Many parents grapple with whether or not to go through formal testing and diagnosis for their child when it comes to emotional, behavioral, and learning difficulties. While they may see struggles with anxiety, communication, attention, or simply frustration with school, they question what a diagnosis means, fear the stigma, or worry about what impact it might have on their child’s future. They want to help their child and find resources but they are not sure where to go for answers. Neuropsychological Testing seems complicated, and diagnosis can be scary for many parents.
A formal diagnosis is one tool that can help children qualify for services such as an IEP, 504 plan, or ABA therapy. It can also provide documentation to jobs, clubs, and other organizations about what types of supports can help a child feel confident, participate, make friends, and learn to the best of their ability. While schools and insurance companies are the ones who ultimately make the decision about what services will be provided, a comprehensive neuropsychological report can provide the framework and the evidence that these services are beneficial to a child’s learning and development. Our team can provide more information and guidance on what these processes look like.
While a diagnostic label can be scary for parents, for many children, teens, and even adults, it can be a doorway to self-understanding. Being able to say “Oh, this is why I do that!” or “Wait, other people do this too? I’m not alone?” can be a powerful experience. From finding supportive communities, to developing a positive identity, self-advocacy starts with understanding your needs and it’s the goal of the teams at Blue Bird Day, Eyas Landing, and Merlin Day Academy to support this journey.
Not all children need testing. Many will thrive without these formalized interventions. They may benefit from things such as tutoring, talk therapy, or other interventions that don’t require extensive testing. And if you’re on the fence, there’s lots of options to try!

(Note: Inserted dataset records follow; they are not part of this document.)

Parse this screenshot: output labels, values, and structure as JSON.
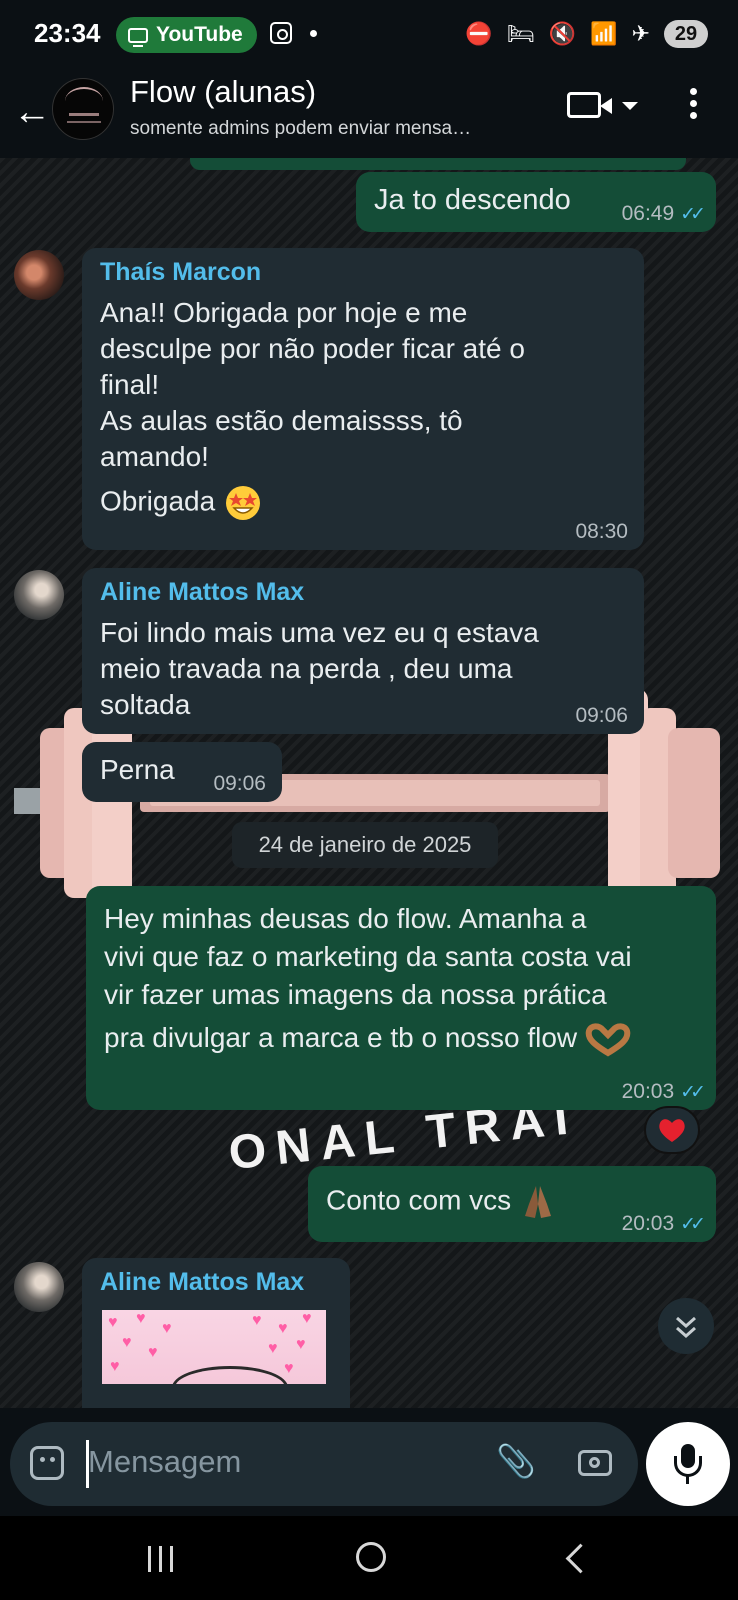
{
  "status_bar": {
    "time": "23:34",
    "app_pill": "YouTube",
    "battery": "29"
  },
  "header": {
    "title": "Flow (alunas)",
    "subtitle": "somente admins podem enviar mensa…"
  },
  "chat": {
    "messages": [
      {
        "direction": "out",
        "text": "Ja to descendo",
        "time": "06:49",
        "ticks": "✓✓"
      },
      {
        "direction": "in",
        "sender": "Thaís Marcon",
        "lines": [
          "Ana!! Obrigada por hoje e me",
          "desculpe por não poder ficar até o",
          "final!",
          "As aulas estão demaissss, tô",
          "amando!",
          "Obrigada"
        ],
        "emoji": "star-struck-emoji",
        "time": "08:30"
      },
      {
        "direction": "in",
        "sender": "Aline Mattos Max",
        "lines": [
          "Foi lindo mais uma vez eu q estava",
          "meio travada na perda , deu uma",
          "soltada"
        ],
        "time": "09:06"
      },
      {
        "direction": "in",
        "text": "Perna",
        "time": "09:06"
      },
      {
        "direction": "out",
        "lines": [
          "Hey minhas deusas do flow.   Amanha a",
          "vivi que faz o marketing da santa costa vai",
          "vir fazer umas imagens da nossa prática",
          "pra divulgar a marca e tb o nosso flow"
        ],
        "emoji": "heart-hands-emoji",
        "time": "20:03",
        "ticks": "✓✓",
        "reaction": "red-heart"
      },
      {
        "direction": "out",
        "text": "Conto com vcs",
        "emoji": "folded-hands-emoji",
        "time": "20:03",
        "ticks": "✓✓"
      },
      {
        "direction": "in",
        "sender": "Aline Mattos Max",
        "image": "hearts-image"
      }
    ],
    "date_divider": "24 de janeiro de 2025",
    "background_watermark": "ONAL TRAI"
  },
  "input": {
    "placeholder": "Mensagem"
  },
  "colors": {
    "incoming_bubble": "#202c33",
    "outgoing_bubble": "#144d37",
    "sender_name": "#53bdeb",
    "read_ticks": "#53bdeb"
  }
}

You can start by talking to teachers about supports they can provide in the classroom, like fidgets or check-in sessions, enrolling your child in peer group activities, or meeting with a therapist or pediatrician to learn more about how to best support your child.